PROBLEM REQUIREMENTS |
Pull every "místa" line out of the data below.
==== TASK DATA
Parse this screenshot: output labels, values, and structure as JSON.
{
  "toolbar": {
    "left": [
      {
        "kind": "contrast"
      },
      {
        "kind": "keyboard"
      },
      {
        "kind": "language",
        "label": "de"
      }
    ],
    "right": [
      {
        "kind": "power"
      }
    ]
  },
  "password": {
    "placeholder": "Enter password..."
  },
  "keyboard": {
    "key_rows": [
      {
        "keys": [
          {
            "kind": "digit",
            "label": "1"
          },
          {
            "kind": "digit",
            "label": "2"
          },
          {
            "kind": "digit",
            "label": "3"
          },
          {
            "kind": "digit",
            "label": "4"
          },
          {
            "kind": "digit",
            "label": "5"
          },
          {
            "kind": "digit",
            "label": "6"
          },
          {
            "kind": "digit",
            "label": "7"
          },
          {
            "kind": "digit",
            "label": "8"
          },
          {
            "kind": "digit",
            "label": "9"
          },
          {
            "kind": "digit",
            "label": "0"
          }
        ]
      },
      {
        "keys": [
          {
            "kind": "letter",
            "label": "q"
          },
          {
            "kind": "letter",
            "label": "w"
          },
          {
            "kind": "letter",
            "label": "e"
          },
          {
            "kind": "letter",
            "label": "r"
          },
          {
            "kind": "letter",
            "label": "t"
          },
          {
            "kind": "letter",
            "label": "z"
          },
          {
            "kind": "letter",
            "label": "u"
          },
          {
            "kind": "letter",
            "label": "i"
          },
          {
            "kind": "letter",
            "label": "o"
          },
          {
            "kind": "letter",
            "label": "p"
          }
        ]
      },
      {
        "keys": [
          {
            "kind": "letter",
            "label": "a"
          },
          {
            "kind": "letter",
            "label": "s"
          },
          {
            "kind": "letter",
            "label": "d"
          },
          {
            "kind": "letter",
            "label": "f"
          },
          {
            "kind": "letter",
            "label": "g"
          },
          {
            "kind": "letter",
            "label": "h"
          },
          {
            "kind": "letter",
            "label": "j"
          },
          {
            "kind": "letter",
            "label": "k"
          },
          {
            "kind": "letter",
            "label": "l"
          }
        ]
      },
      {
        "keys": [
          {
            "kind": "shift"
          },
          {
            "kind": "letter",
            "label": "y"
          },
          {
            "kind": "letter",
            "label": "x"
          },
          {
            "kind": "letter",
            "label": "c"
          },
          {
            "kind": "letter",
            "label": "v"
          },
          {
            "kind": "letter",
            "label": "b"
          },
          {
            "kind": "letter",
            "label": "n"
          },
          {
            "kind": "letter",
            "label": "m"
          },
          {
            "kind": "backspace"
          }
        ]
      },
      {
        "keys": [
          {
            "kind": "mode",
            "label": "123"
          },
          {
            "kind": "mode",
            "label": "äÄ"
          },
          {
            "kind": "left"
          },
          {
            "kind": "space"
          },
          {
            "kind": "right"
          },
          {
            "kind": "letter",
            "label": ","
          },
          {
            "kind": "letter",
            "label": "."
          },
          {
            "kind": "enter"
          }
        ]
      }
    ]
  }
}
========
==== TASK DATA
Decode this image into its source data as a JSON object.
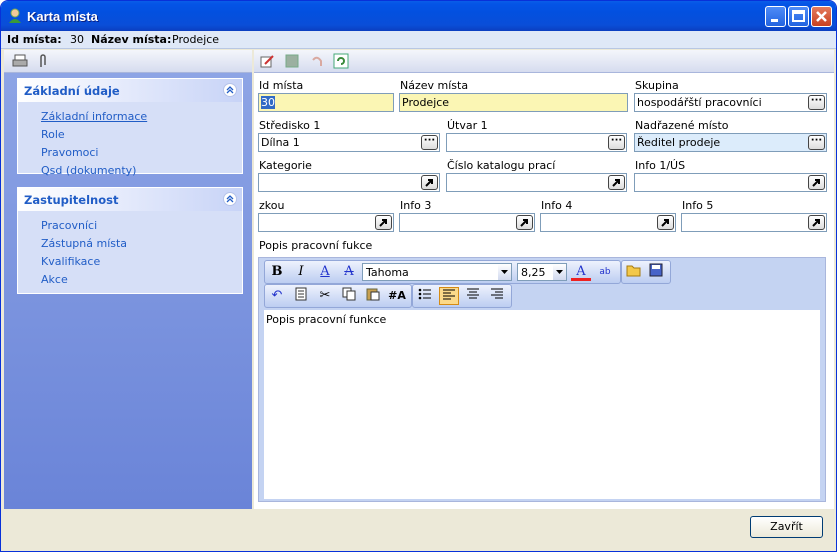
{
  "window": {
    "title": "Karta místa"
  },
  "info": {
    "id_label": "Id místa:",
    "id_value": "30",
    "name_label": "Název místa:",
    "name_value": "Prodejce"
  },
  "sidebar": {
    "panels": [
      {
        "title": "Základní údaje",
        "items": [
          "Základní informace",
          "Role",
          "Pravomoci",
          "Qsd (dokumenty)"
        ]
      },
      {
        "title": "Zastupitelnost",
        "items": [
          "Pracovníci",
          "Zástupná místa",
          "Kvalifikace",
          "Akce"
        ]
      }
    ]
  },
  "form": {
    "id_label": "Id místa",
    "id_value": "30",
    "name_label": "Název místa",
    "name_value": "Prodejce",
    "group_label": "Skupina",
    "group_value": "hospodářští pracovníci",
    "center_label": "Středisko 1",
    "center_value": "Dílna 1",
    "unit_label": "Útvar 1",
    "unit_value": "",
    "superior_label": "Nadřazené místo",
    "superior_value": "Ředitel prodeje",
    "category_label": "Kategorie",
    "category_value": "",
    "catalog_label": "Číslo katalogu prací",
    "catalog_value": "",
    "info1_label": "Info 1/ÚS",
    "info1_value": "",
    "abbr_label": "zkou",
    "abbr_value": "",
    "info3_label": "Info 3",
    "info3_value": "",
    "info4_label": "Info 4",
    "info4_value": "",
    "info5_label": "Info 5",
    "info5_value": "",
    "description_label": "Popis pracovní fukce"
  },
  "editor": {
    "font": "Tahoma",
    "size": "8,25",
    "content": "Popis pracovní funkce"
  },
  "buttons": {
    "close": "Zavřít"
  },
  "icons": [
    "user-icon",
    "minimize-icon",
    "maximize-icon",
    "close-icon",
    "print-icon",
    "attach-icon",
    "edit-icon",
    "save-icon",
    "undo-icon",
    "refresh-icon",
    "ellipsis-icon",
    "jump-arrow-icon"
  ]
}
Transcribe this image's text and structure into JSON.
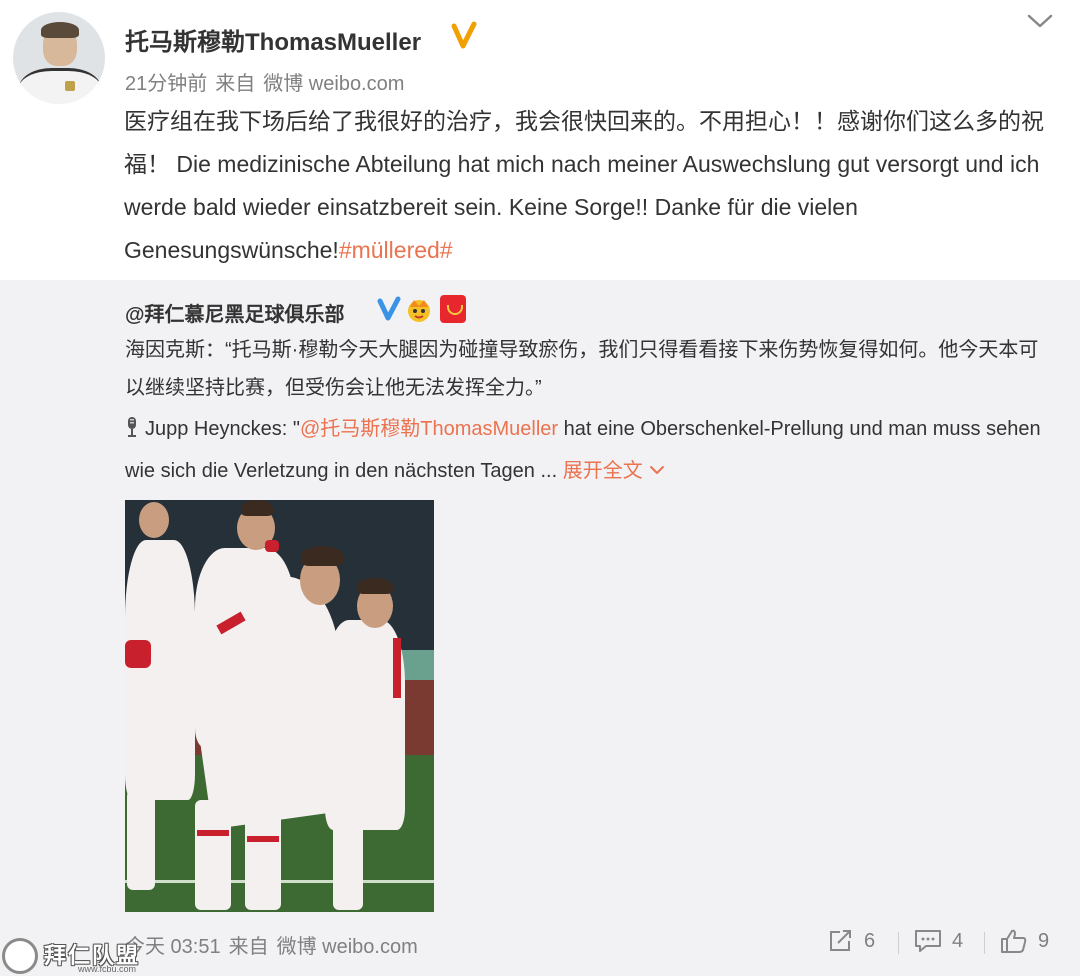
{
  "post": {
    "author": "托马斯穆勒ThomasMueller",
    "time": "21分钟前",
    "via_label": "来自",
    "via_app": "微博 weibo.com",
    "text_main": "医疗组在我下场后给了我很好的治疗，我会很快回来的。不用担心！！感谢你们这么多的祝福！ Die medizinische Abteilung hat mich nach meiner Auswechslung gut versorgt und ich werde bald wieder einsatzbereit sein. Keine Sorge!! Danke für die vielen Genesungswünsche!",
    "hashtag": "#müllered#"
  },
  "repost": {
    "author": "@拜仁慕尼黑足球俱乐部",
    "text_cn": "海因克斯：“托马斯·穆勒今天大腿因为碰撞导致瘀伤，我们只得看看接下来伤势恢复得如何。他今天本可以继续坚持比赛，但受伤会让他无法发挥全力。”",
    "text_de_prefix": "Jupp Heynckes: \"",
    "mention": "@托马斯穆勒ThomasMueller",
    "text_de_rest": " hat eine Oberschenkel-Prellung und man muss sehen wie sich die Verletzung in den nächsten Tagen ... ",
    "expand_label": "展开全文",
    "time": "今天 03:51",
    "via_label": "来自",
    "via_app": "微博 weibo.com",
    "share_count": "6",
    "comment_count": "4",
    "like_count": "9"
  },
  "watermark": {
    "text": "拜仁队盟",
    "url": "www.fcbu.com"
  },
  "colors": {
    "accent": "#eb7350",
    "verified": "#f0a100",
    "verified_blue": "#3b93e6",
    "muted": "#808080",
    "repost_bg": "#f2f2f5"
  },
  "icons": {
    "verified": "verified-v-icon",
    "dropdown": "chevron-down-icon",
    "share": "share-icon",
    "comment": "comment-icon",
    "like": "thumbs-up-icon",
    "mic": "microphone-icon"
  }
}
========
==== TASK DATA
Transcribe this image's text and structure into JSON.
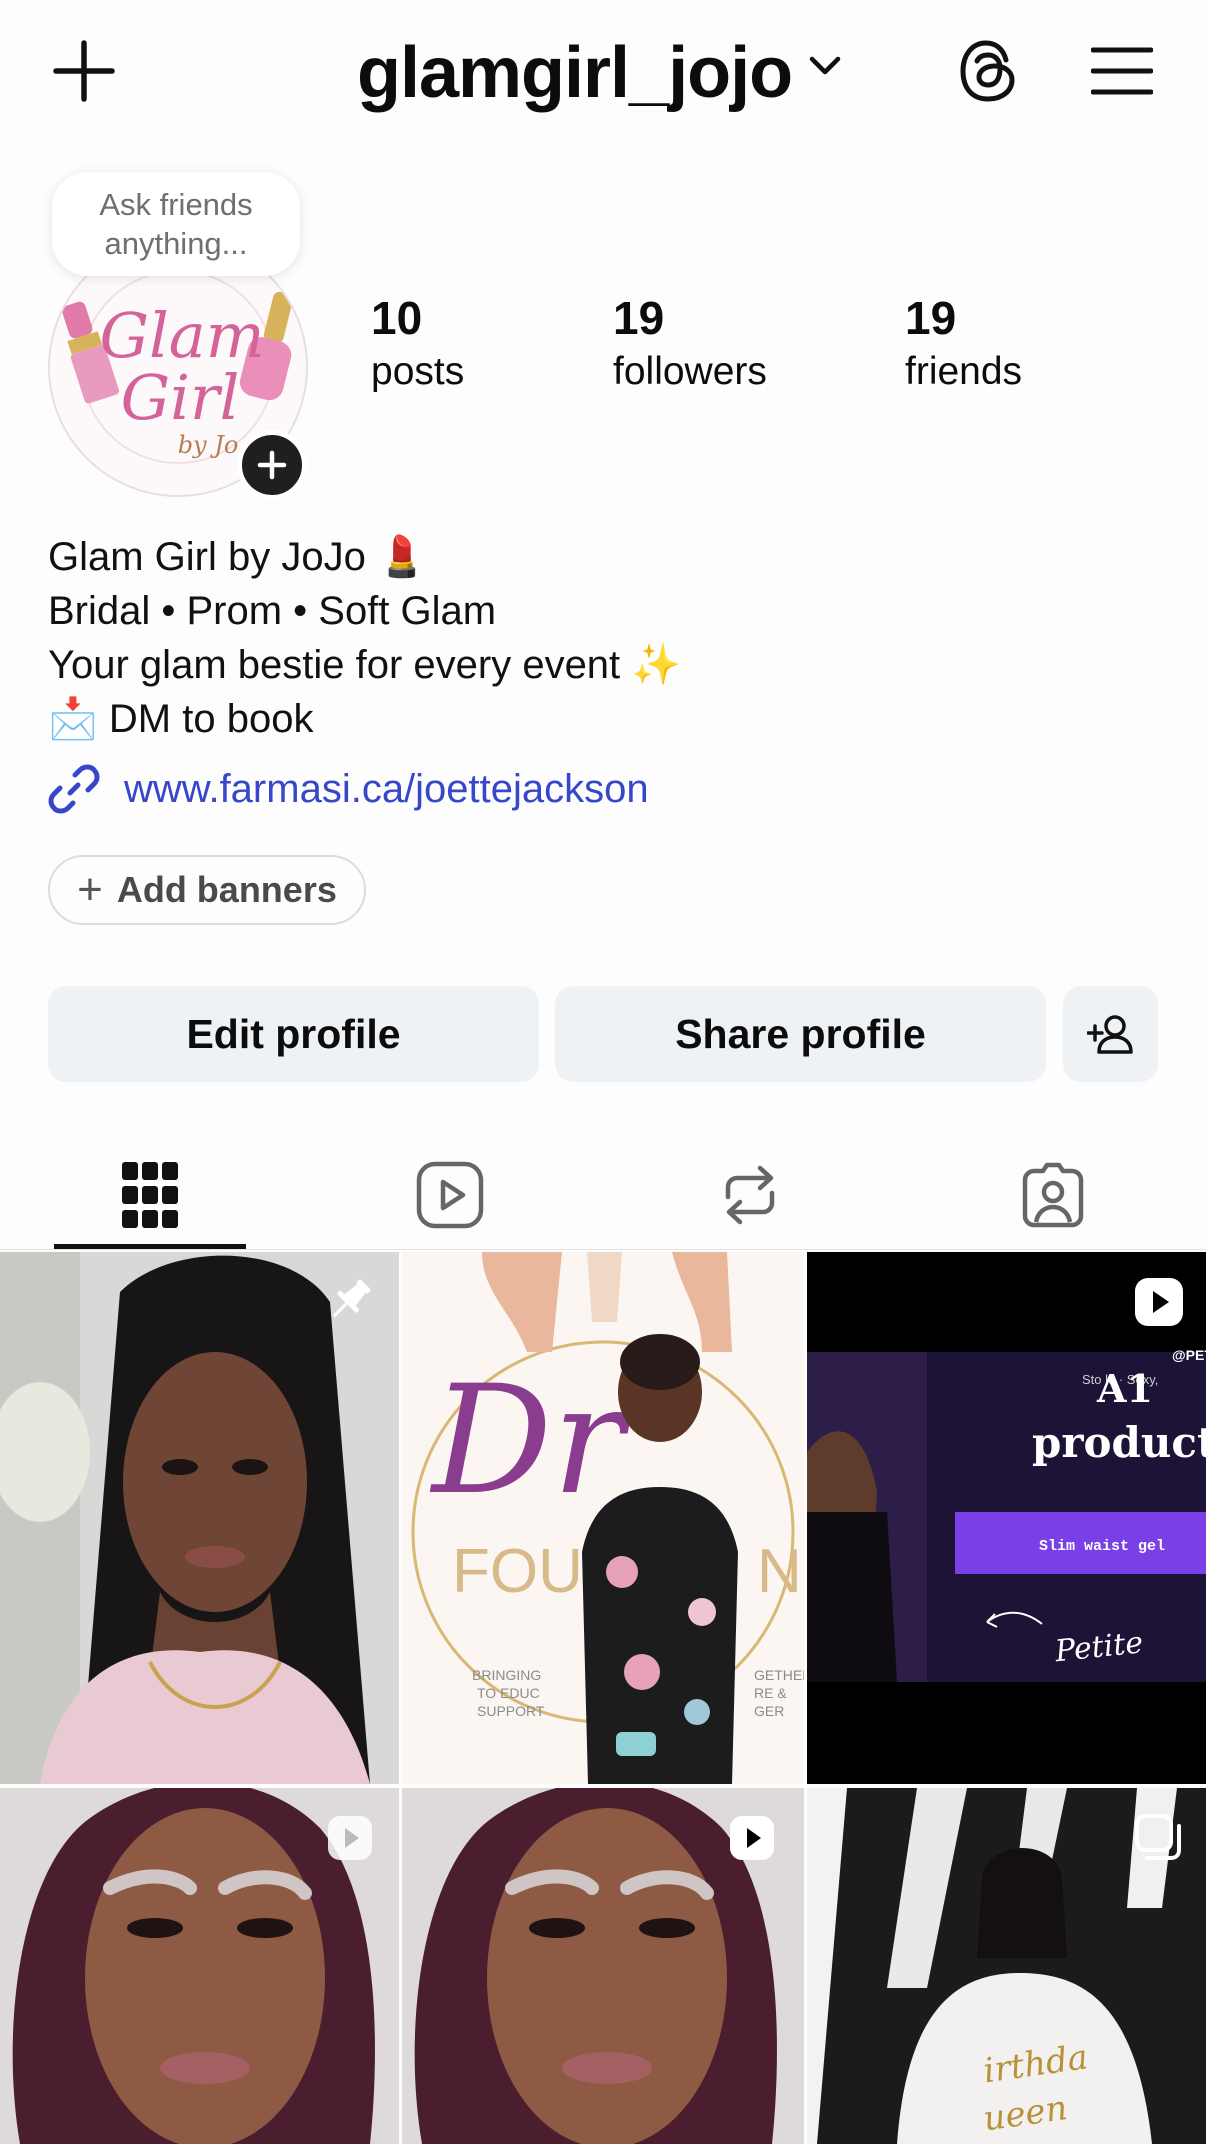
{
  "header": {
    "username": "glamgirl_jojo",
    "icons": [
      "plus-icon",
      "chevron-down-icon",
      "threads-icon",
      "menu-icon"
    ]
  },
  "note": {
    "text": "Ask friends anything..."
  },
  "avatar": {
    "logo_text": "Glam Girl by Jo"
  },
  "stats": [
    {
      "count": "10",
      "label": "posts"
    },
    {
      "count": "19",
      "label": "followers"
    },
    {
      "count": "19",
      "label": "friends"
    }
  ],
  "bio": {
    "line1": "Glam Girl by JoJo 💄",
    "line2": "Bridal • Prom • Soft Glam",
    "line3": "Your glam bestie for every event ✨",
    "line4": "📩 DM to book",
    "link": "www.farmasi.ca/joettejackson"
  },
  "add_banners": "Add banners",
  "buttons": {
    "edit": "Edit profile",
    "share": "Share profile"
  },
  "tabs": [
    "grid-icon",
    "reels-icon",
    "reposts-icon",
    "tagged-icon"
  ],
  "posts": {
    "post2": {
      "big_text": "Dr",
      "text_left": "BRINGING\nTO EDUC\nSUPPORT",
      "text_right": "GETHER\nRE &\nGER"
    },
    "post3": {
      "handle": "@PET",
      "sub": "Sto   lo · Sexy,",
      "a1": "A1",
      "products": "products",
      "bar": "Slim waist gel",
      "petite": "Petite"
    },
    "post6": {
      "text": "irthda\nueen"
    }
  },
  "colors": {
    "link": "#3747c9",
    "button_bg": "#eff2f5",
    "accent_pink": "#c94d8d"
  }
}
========
RESULT OF THE TASK |
    "title": "Karta místa"
    "id_label": "Id místa:",
    "name_label": "Název místa:",
          "Zástupná místa",
    "id_label": "Id místa",
    "name_label": "Název místa",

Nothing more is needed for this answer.